That was August, just before school started. Now, early October and the last day of first quarter, it’s back. My first quarter of school was a difficult one. My sixth graders in our self-contained classroom weren’t particularly difficult, but I never really felt settled. I was continually searching for things. The parent permission forms were always in my lower desk drawer on the left side. Discipline referrals were always in the top center drawer. IEP, LEP, GT, and 504 information was in the top left. My snacks, bottom right. Now these things were scattered across a poorly designed and foreign file folder system on a counter. There were piles everywhere and no place to put them. That’s when I realized, I hadn’t just “Ditched” a desk. I had ditched 5 drawers that were an important part of my organizational system for years.

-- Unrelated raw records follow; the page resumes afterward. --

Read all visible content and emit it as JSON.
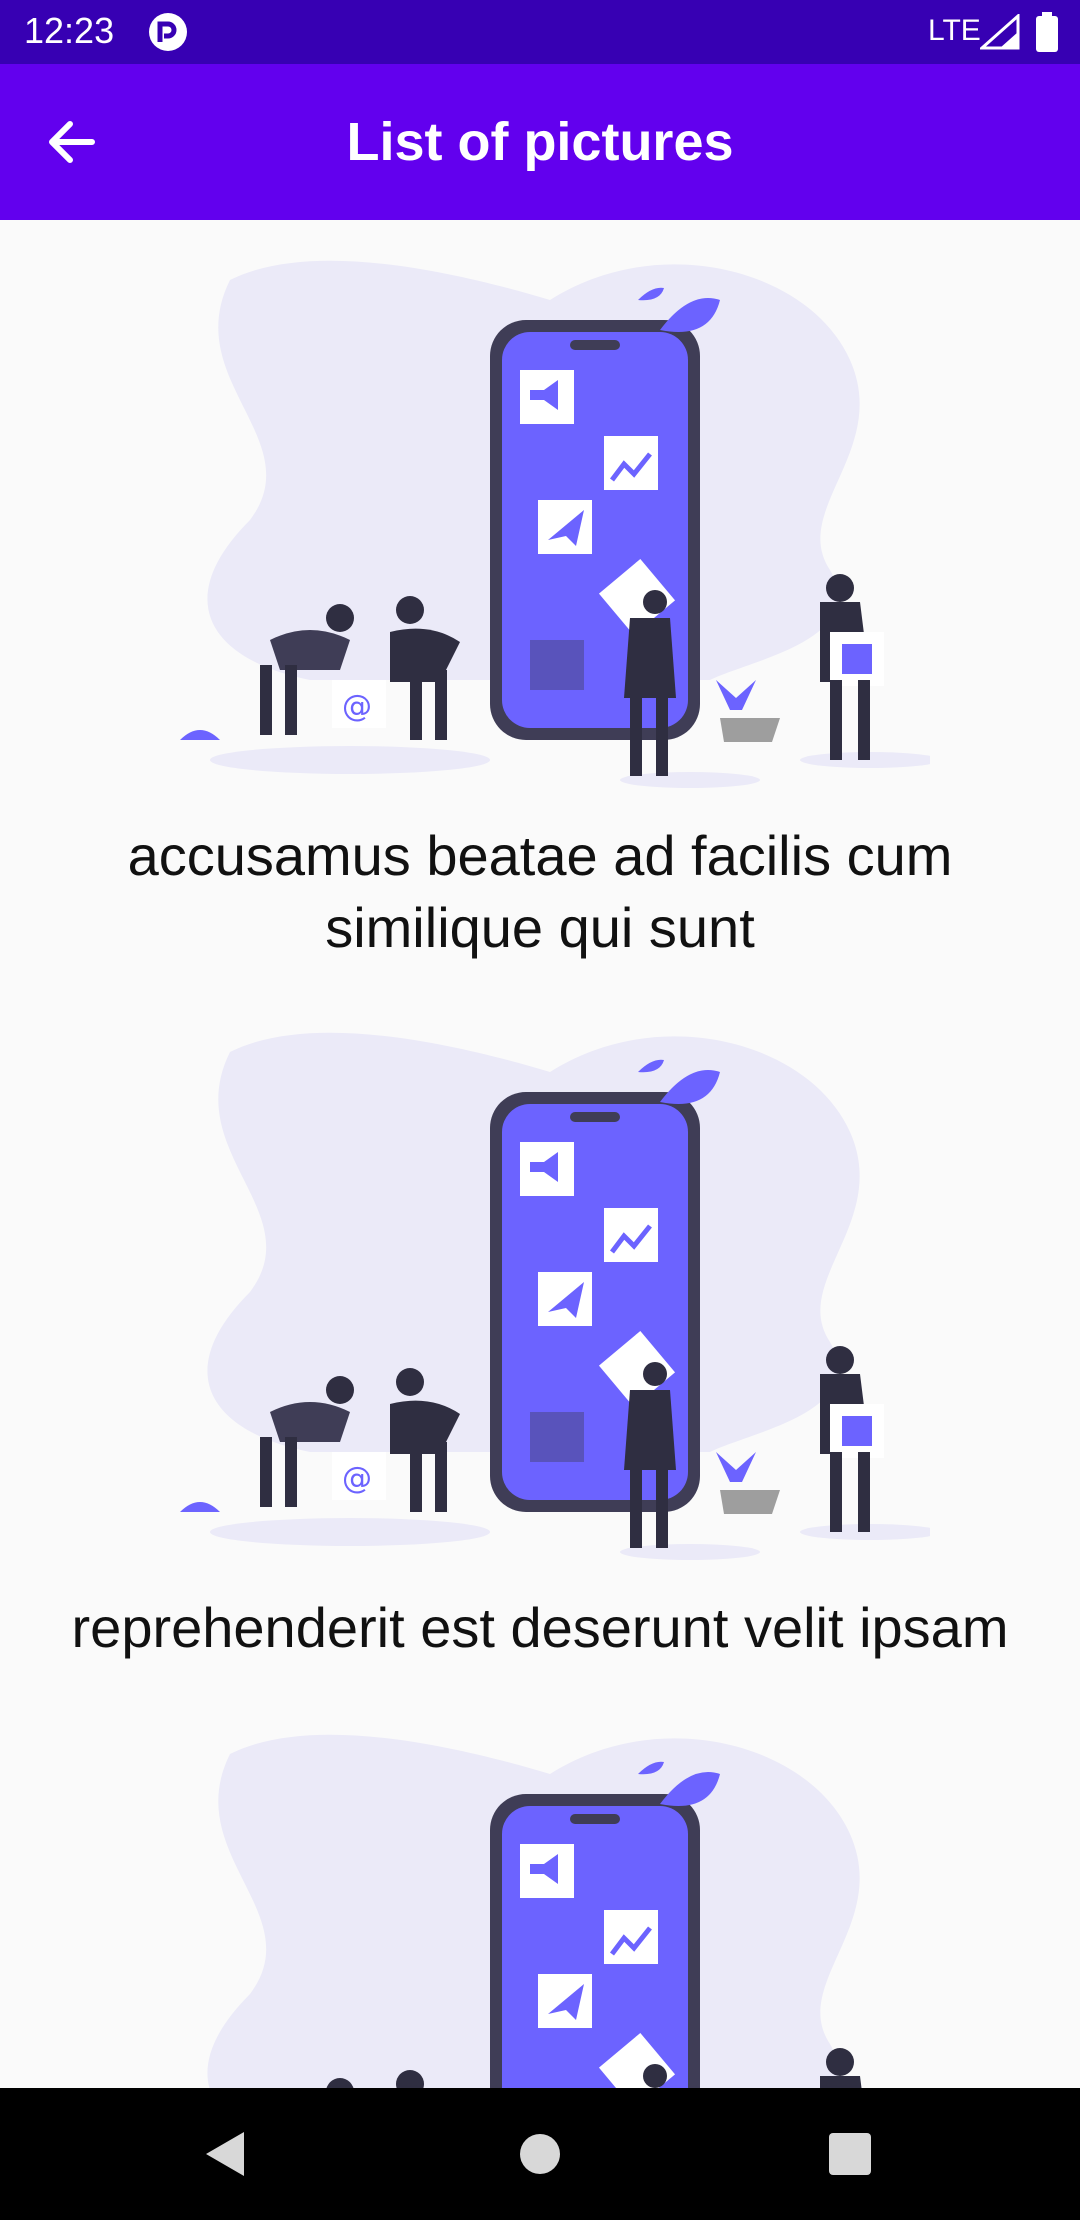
{
  "status_bar": {
    "time": "12:23",
    "network": "LTE",
    "icons": [
      "app-notification-icon",
      "signal-icon",
      "battery-icon"
    ]
  },
  "app_bar": {
    "title": "List of pictures",
    "back_icon": "arrow-back-icon"
  },
  "pictures": [
    {
      "caption": "accusamus beatae ad facilis cum similique qui sunt"
    },
    {
      "caption": "reprehenderit est deserunt velit ipsam"
    },
    {
      "caption": ""
    }
  ],
  "nav_bar": {
    "icons": [
      "back-triangle-icon",
      "home-circle-icon",
      "recents-square-icon"
    ]
  },
  "colors": {
    "status_bar": "#3700b3",
    "app_bar": "#6200ee",
    "illustration_accent": "#6c63ff",
    "illustration_blob": "#ebeaf8",
    "background": "#fafafa"
  }
}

Furthermore, as I reflected on my lost space and organizational structure that those five drawers provided, I realized that the “space” that I thought I would gain by “Ditching” didn’t materialize. In fact, the small table I placed where my desk used to be was only about 18 inches shorter that the length of my old desk. And, it had no built in storage like the desk had. So, my dream of using the space for other things was never realized.
However, that was just part of my decision to “Unditch” my desk. As I sat looking around the classroom, I thought about the many late nights of “Data Evenings,” School Carnival, Halloween party preparations, curriculum meetings, and Technology Focus Teacher meetings, and early morning faculty, IEP, STAT, and 504 team meetings. Then, with the students working on one of the makerspace activities I designed, and I purchased. Researching with the iPads that I spend evenings managing. I realized that everything, and I mean everything, from the games in the closet to the posters on the walls is for them. I realized that I had given up the one thing that was completely and uniquely mine. My comfortable grading area, my computer area, my snack drawer, my organizational system and it didn’t help my teaching or their learning at all. I know it may sound selfish, but no one spends more time in that classroom than me, and I’m the most valuable resource my students have. I deserve to be comfortable, happy, and have a small space that is mine.
That final day of first quarter, I brought back my organizational system, my space, my sanctuary. By “Unditching” my desk, I got more space back than I ever gained by “Ditching” it in the first place.
****If you are a desk “Ditcher,” and it has worked for you, congratulations. This is just my story of trying to ditch and is not a judgement about ditching in general. My only intent in writing this is to share my story and hopefully give those thinking of “Ditching” their desk a chance to prepare for the issues that I hadn’t considered if they choose to try “Ditching.”
- Sixth Grade Teacher in a k-6 elementary school teaching all subjects
- Over 20 years of classroom experience in grades 3, 5, and 6
- Former Interventions Specialist specializing in behavioral interventions
- Technology Focus Teacher implementing 1:1 iPads for the last 3 years
- Just in Time Trainer
- Presenter (Idaho Core Days, Technology Showcases, Idaho State PTA Convention, and Idaho Educational Technology Association conference) on “BYOT-Making it Work in Your Classroom” and “Parent/School Communication with Mobile Tech”
- Remind Connected Educator
- Class Dojo Mentor
- Contributor to the IEA Reporter